Bitcoin has emerged as an alternative asset class, delivering high returns in the past few years but not without equally high risks. A year before, the crypto-currency was quoting at $260 a unit. In the past six weeks, the price has risen to $640, following the British vote to exit (Brexit) the European Union and a depreciating Chinese currency. In India, each bitcoin is worth Rs 44,000-45,000.
A crypto-currency is a medium of exchange that uses cryptography to manage the creation of new units, as well as to secure transactions.
Considering the returns, there are risk takers in India who are buying bitcoins. Though it is not the only crypto-currency, it has more acceptance and popularity. Raja Raman, director (technology) at Sapient Global Markets, says: “In troubled times, most investors rush towards safe assets. Brexit has been one such recent event that brings back memories of the Lehman crisis. The most obvious solution is gold. Over the past few years, bitcoin has emerged as the most commonly used crypto-currency. By far, it has the largest market capitalisation among all such currencies.”
Interestingly, anybody can produce (mine) bitcoins but it has been programmed like a gold mine. The deeper one goes to mine more gold, the more expensive it is. So far, a little over 15 million bitcoins have been mined and when the algorithm was created in 2008, a finite limit of 21 million on the number that would ever exist was set. The final bitcoin will be mined in the year 2140, at the current rate.
Bitcoin, which started at a price of around $5, has gone up and down sharply several times. For Indian investors, a bitcoin worth Rs 5,000 in 2010 is today worth more than Rs 5 crore. (In July 2010, bitcoin was available at $0.08 a unit). Since maximum supply has been fixed by the computer program, it will be interesting to see what happens when it gains acceptance from governments. Currently, governments and central banks globally are watching the developments.

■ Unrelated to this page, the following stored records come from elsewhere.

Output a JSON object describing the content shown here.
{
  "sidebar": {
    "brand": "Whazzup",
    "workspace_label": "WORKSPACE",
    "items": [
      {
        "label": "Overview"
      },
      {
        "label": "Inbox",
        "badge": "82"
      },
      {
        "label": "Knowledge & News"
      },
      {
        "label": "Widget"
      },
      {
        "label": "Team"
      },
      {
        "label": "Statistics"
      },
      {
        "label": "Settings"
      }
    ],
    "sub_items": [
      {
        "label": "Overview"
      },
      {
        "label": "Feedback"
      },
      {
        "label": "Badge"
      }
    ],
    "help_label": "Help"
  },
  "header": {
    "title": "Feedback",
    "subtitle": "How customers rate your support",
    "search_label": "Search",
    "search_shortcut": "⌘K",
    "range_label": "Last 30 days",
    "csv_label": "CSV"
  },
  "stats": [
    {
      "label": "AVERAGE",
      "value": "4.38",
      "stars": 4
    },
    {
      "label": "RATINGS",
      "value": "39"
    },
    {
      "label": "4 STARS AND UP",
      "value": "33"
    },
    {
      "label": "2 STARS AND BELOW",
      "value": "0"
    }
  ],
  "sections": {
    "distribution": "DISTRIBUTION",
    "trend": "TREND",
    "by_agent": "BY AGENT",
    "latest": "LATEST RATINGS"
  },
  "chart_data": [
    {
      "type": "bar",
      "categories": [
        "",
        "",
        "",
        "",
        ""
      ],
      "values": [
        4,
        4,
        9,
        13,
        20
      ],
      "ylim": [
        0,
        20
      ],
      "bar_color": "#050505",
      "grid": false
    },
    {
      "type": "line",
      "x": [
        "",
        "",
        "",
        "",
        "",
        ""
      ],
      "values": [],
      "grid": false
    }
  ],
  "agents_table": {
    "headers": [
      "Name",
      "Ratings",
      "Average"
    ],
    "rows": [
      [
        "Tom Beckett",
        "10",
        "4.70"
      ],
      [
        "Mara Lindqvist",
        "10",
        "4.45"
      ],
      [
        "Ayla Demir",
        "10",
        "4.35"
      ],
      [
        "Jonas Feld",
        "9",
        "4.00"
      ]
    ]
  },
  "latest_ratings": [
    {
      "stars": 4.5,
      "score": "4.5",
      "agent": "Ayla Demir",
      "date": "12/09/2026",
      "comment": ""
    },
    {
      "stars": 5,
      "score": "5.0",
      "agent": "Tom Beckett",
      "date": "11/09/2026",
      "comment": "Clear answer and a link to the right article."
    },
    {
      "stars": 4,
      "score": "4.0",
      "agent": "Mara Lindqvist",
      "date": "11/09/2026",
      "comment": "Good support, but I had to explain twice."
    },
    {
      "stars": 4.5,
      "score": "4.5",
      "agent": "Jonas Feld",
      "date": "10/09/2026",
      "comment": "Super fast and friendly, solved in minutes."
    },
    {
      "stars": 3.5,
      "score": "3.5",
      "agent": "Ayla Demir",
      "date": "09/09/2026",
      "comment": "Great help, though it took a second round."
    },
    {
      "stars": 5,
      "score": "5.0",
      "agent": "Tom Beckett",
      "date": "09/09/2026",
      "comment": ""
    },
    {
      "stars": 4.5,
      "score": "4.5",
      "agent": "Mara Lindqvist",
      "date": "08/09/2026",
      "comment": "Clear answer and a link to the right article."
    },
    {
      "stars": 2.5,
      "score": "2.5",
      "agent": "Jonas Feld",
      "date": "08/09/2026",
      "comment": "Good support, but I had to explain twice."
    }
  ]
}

Bitcoins: Not for the faint-hearted Experts say the strong-hearted can still bet on it. However, apart from the volatile prices, there have been worries of bitcoin being used for money laundering and other illegal activities. As a result, experts advise a cautious approach.
Sandeep Goenka, co-founder of Zebpay, a bitcoin exchange which is among the largest in India, says: “Just as any other asset, it is impossible to predict the price of bitcoin in the short term. In the long term, it has the potential to be one of your best investments, as it has been in the past. However, since it is a new technology, one should only invest an amount one can afford to lose.”
Raja Raman highlights some of the risks. “Since it is not tied to any underlying economic value, we always run the risk that it can lose or gain market value in ways we haven’t seen in past. Since there is no government backing bitcoin, you don’t have any legal recourse here, should your investment be lost.”
Bitcoin, however, is not illegal. It runs on ‘Blockchain’ technology and a public ledger is maintained which registers all the transactions of bitcoin happening on any bitcoin exchange globally. The technology has been endorsed by the Reserve Bank of India (RBI). However, three years earlier, the central bank had also warned people from dealing in bitcoin. After that, there has been no word from it.
Vaibhav Parikh, partner, Nishith Desai Associates, adds: “Bitcoin creation and transfer are based on an open source cryptographic protocol, managed in a decentralised manner. Harnessed properly, bitcoin could deliver many benefits to the Indian economy.”
Given the nature of the beast, Raman recommends investors start with a small amount. Do a few transactions, understand the trade, get hands-on and see what you can make of it, without risking much.
Also: “Bitcoins are not free of hacking. Apart from frauds, which could more likely happen at the exchange’s level, there are other crypto-currencies. While they are not popular, if another crypto-currency gains popularity, the premiums being paid to bitcoin could fall,” says Parikh.
Investment side apart, bitcoins have other uses. In India, this virtual currency has not been recognised by RBI but some bitcoin exchanges like Zebpay offer recharge of mobile or DTH bills using bitcoin.
In contrast, the number of venders accepting bitcoin in return for selling goods across the world is increasing. Currently, a little over 100,000 venders or websites are accepting bitcoin.
A paper prepared by Nishith Desai Associates says, quoting CoinDesk (a bitcoin exchange): “Bitcoins are being used in North and South America, Europe, Africa, and Asia.
The number of companies accepting bitcoin in September 2014 soared to over 80,000. “useBitcoin.info” reported more than 2,000 businesses using bitcoin worldwide.”